» TASK TO CARRY OUT
Where an entry contains a picture, skip the picture and write out everything else exactly.
RECORDS SHOWN START
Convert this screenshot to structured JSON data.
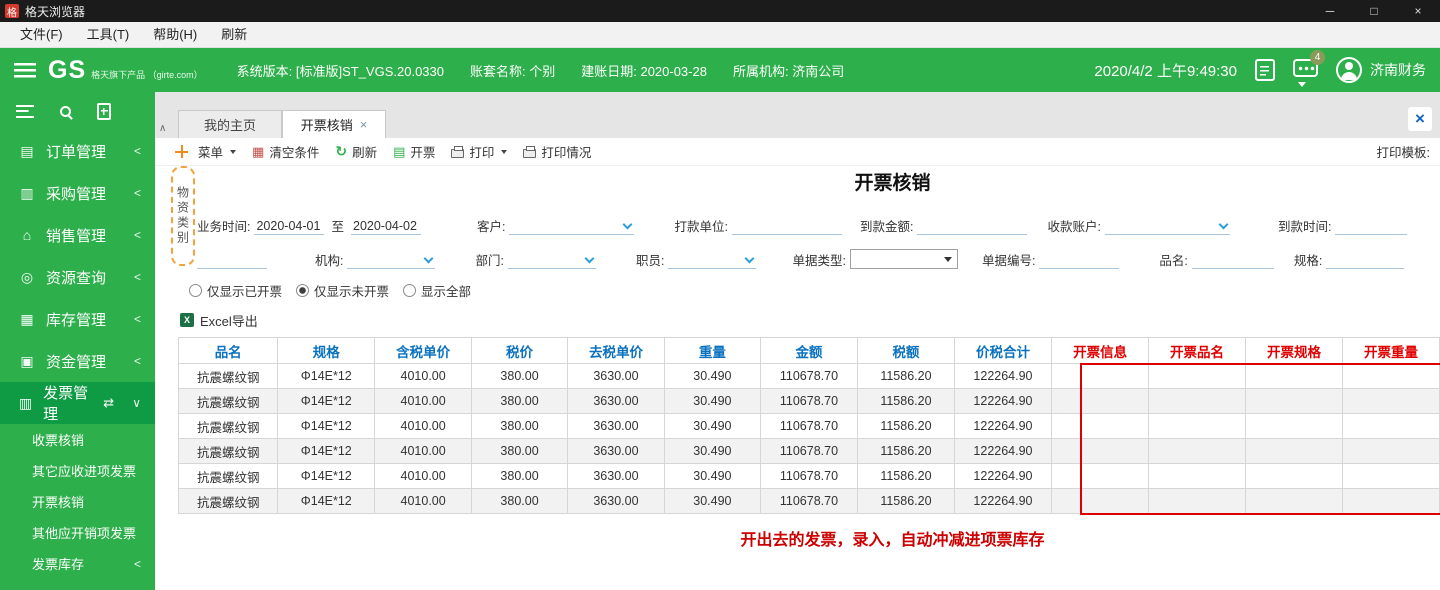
{
  "colors": {
    "accent_green": "#2db04b",
    "active_green": "#0e9b43",
    "header_blue": "#0b72c0",
    "alert_red": "#e10000",
    "highlight_orange": "#f2a33c"
  },
  "titlebar": {
    "app_title": "格天浏览器",
    "app_icon": "格"
  },
  "icons": {
    "minimize": "─",
    "maximize": "□",
    "close": "×",
    "tab_close": "×",
    "close_all": "×",
    "scroll_up": "∧",
    "excel_glyph": "X"
  },
  "menubar": {
    "items": [
      "文件(F)",
      "工具(T)",
      "帮助(H)",
      "刷新"
    ]
  },
  "header": {
    "logo": "GS",
    "logo_tagline": "格天旗下产品 （girte.com）",
    "system_version": "系统版本: [标准版]ST_VGS.20.0330",
    "account_name": "账套名称: 个别",
    "book_date": "建账日期: 2020-03-28",
    "org": "所属机构: 济南公司",
    "datetime": "2020/4/2 上午9:49:30",
    "message_badge": "4",
    "user": "济南财务"
  },
  "sidebar": {
    "items": [
      {
        "id": "orders",
        "label": "订单管理",
        "glyph": "▤",
        "icon": "order-icon",
        "arrow": "<"
      },
      {
        "id": "purchase",
        "label": "采购管理",
        "glyph": "▥",
        "icon": "purchase-icon",
        "arrow": "<"
      },
      {
        "id": "sales",
        "label": "销售管理",
        "glyph": "⌂",
        "icon": "sales-icon",
        "arrow": "<"
      },
      {
        "id": "resources",
        "label": "资源查询",
        "glyph": "◎",
        "icon": "resource-search-icon",
        "arrow": "<"
      },
      {
        "id": "inventory",
        "label": "库存管理",
        "glyph": "▦",
        "icon": "inventory-icon",
        "arrow": "<"
      },
      {
        "id": "funds",
        "label": "资金管理",
        "glyph": "▣",
        "icon": "funds-icon",
        "arrow": "<"
      },
      {
        "id": "invoices",
        "label": "发票管理",
        "glyph": "▥",
        "icon": "invoice-icon",
        "extra": "⇄",
        "arrow": "∨",
        "active": true
      }
    ],
    "subitems": [
      {
        "id": "receipt-writeoff",
        "label": "收票核销"
      },
      {
        "id": "other-input-invoice",
        "label": "其它应收进项发票"
      },
      {
        "id": "invoice-writeoff",
        "label": "开票核销",
        "active": true
      },
      {
        "id": "other-output-invoice",
        "label": "其他应开销项发票"
      },
      {
        "id": "invoice-stock",
        "label": "发票库存",
        "arrow": "<"
      }
    ]
  },
  "tabs": [
    {
      "label": "我的主页"
    },
    {
      "label": "开票核销",
      "active": true
    }
  ],
  "toolbar": {
    "menu": "菜单",
    "clear": "清空条件",
    "refresh": "刷新",
    "invoice": "开票",
    "print": "打印",
    "print_status": "打印情况",
    "print_template": "打印模板:",
    "clear_icon_glyph": "▦",
    "refresh_icon_glyph": "↻",
    "invoice_icon_glyph": "▤"
  },
  "page": {
    "title": "开票核销",
    "annotation": "开出去的发票，录入，自动冲减进项票库存"
  },
  "filters": {
    "material_category": "物资类别",
    "business_time_label": "业务时间:",
    "business_time_from": "2020-04-01",
    "to_label": "至",
    "business_time_to": "2020-04-02",
    "customer_label": "客户:",
    "payer_label": "打款单位:",
    "amount_label": "到款金额:",
    "account_label": "收款账户:",
    "arrival_time_label": "到款时间:",
    "org_label": "机构:",
    "dept_label": "部门:",
    "staff_label": "职员:",
    "doc_type_label": "单据类型:",
    "doc_no_label": "单据编号:",
    "product_label": "品名:",
    "spec_label": "规格:",
    "radio_options": [
      "仅显示已开票",
      "仅显示未开票",
      "显示全部"
    ],
    "radio_ids": [
      "show-invoiced",
      "show-uninvoiced",
      "show-all"
    ],
    "radio_selected": 1
  },
  "export": {
    "label": "Excel导出"
  },
  "table": {
    "headers": [
      {
        "label": "品名",
        "color": "blue"
      },
      {
        "label": "规格",
        "color": "blue"
      },
      {
        "label": "含税单价",
        "color": "blue"
      },
      {
        "label": "税价",
        "color": "blue"
      },
      {
        "label": "去税单价",
        "color": "blue"
      },
      {
        "label": "重量",
        "color": "blue"
      },
      {
        "label": "金额",
        "color": "blue"
      },
      {
        "label": "税额",
        "color": "blue"
      },
      {
        "label": "价税合计",
        "color": "blue"
      },
      {
        "label": "开票信息",
        "color": "red"
      },
      {
        "label": "开票品名",
        "color": "red"
      },
      {
        "label": "开票规格",
        "color": "red"
      },
      {
        "label": "开票重量",
        "color": "red"
      }
    ],
    "rows": [
      [
        "抗震螺纹钢",
        "Φ14E*12",
        "4010.00",
        "380.00",
        "3630.00",
        "30.490",
        "110678.70",
        "11586.20",
        "122264.90",
        "",
        "",
        "",
        ""
      ],
      [
        "抗震螺纹钢",
        "Φ14E*12",
        "4010.00",
        "380.00",
        "3630.00",
        "30.490",
        "110678.70",
        "11586.20",
        "122264.90",
        "",
        "",
        "",
        ""
      ],
      [
        "抗震螺纹钢",
        "Φ14E*12",
        "4010.00",
        "380.00",
        "3630.00",
        "30.490",
        "110678.70",
        "11586.20",
        "122264.90",
        "",
        "",
        "",
        ""
      ],
      [
        "抗震螺纹钢",
        "Φ14E*12",
        "4010.00",
        "380.00",
        "3630.00",
        "30.490",
        "110678.70",
        "11586.20",
        "122264.90",
        "",
        "",
        "",
        ""
      ],
      [
        "抗震螺纹钢",
        "Φ14E*12",
        "4010.00",
        "380.00",
        "3630.00",
        "30.490",
        "110678.70",
        "11586.20",
        "122264.90",
        "",
        "",
        "",
        ""
      ],
      [
        "抗震螺纹钢",
        "Φ14E*12",
        "4010.00",
        "380.00",
        "3630.00",
        "30.490",
        "110678.70",
        "11586.20",
        "122264.90",
        "",
        "",
        "",
        ""
      ]
    ]
  }
}
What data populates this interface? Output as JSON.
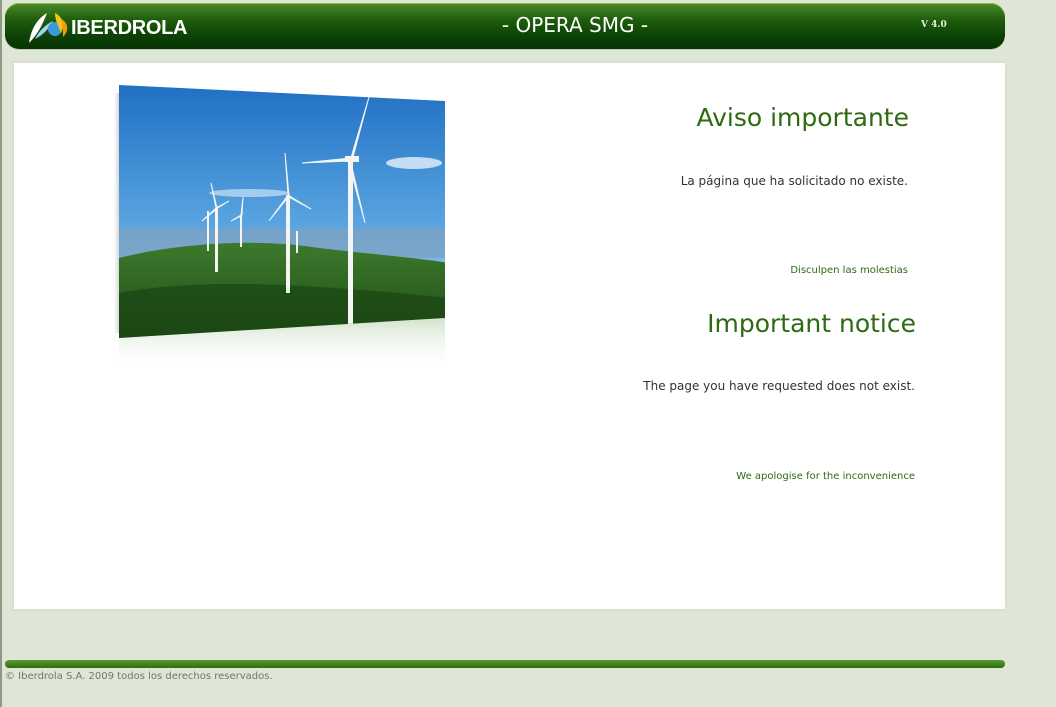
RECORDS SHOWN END
» ANSWER SECTION
Convert this screenshot to structured JSON data.
{
  "colors": {
    "accent_green": "#2db04b",
    "active_green": "#0e9b43",
    "header_blue": "#0b72c0",
    "alert_red": "#e10000",
    "highlight_orange": "#f2a33c"
  },
  "titlebar": {
    "app_title": "格天浏览器",
    "app_icon": "格"
  },
  "icons": {
    "minimize": "─",
    "maximize": "□",
    "close": "×",
    "tab_close": "×",
    "close_all": "×",
    "scroll_up": "∧",
    "excel_glyph": "X"
  },
  "menubar": {
    "items": [
      "文件(F)",
      "工具(T)",
      "帮助(H)",
      "刷新"
    ]
  },
  "header": {
    "logo": "GS",
    "logo_tagline": "格天旗下产品 （girte.com）",
    "system_version": "系统版本: [标准版]ST_VGS.20.0330",
    "account_name": "账套名称: 个别",
    "book_date": "建账日期: 2020-03-28",
    "org": "所属机构: 济南公司",
    "datetime": "2020/4/2 上午9:49:30",
    "message_badge": "4",
    "user": "济南财务"
  },
  "sidebar": {
    "items": [
      {
        "id": "orders",
        "label": "订单管理",
        "glyph": "▤",
        "icon": "order-icon",
        "arrow": "<"
      },
      {
        "id": "purchase",
        "label": "采购管理",
        "glyph": "▥",
        "icon": "purchase-icon",
        "arrow": "<"
      },
      {
        "id": "sales",
        "label": "销售管理",
        "glyph": "⌂",
        "icon": "sales-icon",
        "arrow": "<"
      },
      {
        "id": "resources",
        "label": "资源查询",
        "glyph": "◎",
        "icon": "resource-search-icon",
        "arrow": "<"
      },
      {
        "id": "inventory",
        "label": "库存管理",
        "glyph": "▦",
        "icon": "inventory-icon",
        "arrow": "<"
      },
      {
        "id": "funds",
        "label": "资金管理",
        "glyph": "▣",
        "icon": "funds-icon",
        "arrow": "<"
      },
      {
        "id": "invoices",
        "label": "发票管理",
        "glyph": "▥",
        "icon": "invoice-icon",
        "extra": "⇄",
        "arrow": "∨",
        "active": true
      }
    ],
    "subitems": [
      {
        "id": "receipt-writeoff",
        "label": "收票核销"
      },
      {
        "id": "other-input-invoice",
        "label": "其它应收进项发票"
      },
      {
        "id": "invoice-writeoff",
        "label": "开票核销",
        "active": true
      },
      {
        "id": "other-output-invoice",
        "label": "其他应开销项发票"
      },
      {
        "id": "invoice-stock",
        "label": "发票库存",
        "arrow": "<"
      }
    ]
  },
  "tabs": [
    {
      "label": "我的主页"
    },
    {
      "label": "开票核销",
      "active": true
    }
  ],
  "toolbar": {
    "menu": "菜单",
    "clear": "清空条件",
    "refresh": "刷新",
    "invoice": "开票",
    "print": "打印",
    "print_status": "打印情况",
    "print_template": "打印模板:",
    "clear_icon_glyph": "▦",
    "refresh_icon_glyph": "↻",
    "invoice_icon_glyph": "▤"
  },
  "page": {
    "title": "开票核销",
    "annotation": "开出去的发票，录入，自动冲减进项票库存"
  },
  "filters": {
    "material_category": "物资类别",
    "business_time_label": "业务时间:",
    "business_time_from": "2020-04-01",
    "to_label": "至",
    "business_time_to": "2020-04-02",
    "customer_label": "客户:",
    "payer_label": "打款单位:",
    "amount_label": "到款金额:",
    "account_label": "收款账户:",
    "arrival_time_label": "到款时间:",
    "org_label": "机构:",
    "dept_label": "部门:",
    "staff_label": "职员:",
    "doc_type_label": "单据类型:",
    "doc_no_label": "单据编号:",
    "product_label": "品名:",
    "spec_label": "规格:",
    "radio_options": [
      "仅显示已开票",
      "仅显示未开票",
      "显示全部"
    ],
    "radio_ids": [
      "show-invoiced",
      "show-uninvoiced",
      "show-all"
    ],
    "radio_selected": 1
  },
  "export": {
    "label": "Excel导出"
  },
  "table": {
    "headers": [
      {
        "label": "品名",
        "color": "blue"
      },
      {
        "label": "规格",
        "color": "blue"
      },
      {
        "label": "含税单价",
        "color": "blue"
      },
      {
        "label": "税价",
        "color": "blue"
      },
      {
        "label": "去税单价",
        "color": "blue"
      },
      {
        "label": "重量",
        "color": "blue"
      },
      {
        "label": "金额",
        "color": "blue"
      },
      {
        "label": "税额",
        "color": "blue"
      },
      {
        "label": "价税合计",
        "color": "blue"
      },
      {
        "label": "开票信息",
        "color": "red"
      },
      {
        "label": "开票品名",
        "color": "red"
      },
      {
        "label": "开票规格",
        "color": "red"
      },
      {
        "label": "开票重量",
        "color": "red"
      }
    ],
    "rows": [
      [
        "抗震螺纹钢",
        "Φ14E*12",
        "4010.00",
        "380.00",
        "3630.00",
        "30.490",
        "110678.70",
        "11586.20",
        "122264.90",
        "",
        "",
        "",
        ""
      ],
      [
        "抗震螺纹钢",
        "Φ14E*12",
        "4010.00",
        "380.00",
        "3630.00",
        "30.490",
        "110678.70",
        "11586.20",
        "122264.90",
        "",
        "",
        "",
        ""
      ],
      [
        "抗震螺纹钢",
        "Φ14E*12",
        "4010.00",
        "380.00",
        "3630.00",
        "30.490",
        "110678.70",
        "11586.20",
        "122264.90",
        "",
        "",
        "",
        ""
      ],
      [
        "抗震螺纹钢",
        "Φ14E*12",
        "4010.00",
        "380.00",
        "3630.00",
        "30.490",
        "110678.70",
        "11586.20",
        "122264.90",
        "",
        "",
        "",
        ""
      ],
      [
        "抗震螺纹钢",
        "Φ14E*12",
        "4010.00",
        "380.00",
        "3630.00",
        "30.490",
        "110678.70",
        "11586.20",
        "122264.90",
        "",
        "",
        "",
        ""
      ],
      [
        "抗震螺纹钢",
        "Φ14E*12",
        "4010.00",
        "380.00",
        "3630.00",
        "30.490",
        "110678.70",
        "11586.20",
        "122264.90",
        "",
        "",
        "",
        ""
      ]
    ]
  }
}
What data populates this interface? Output as JSON.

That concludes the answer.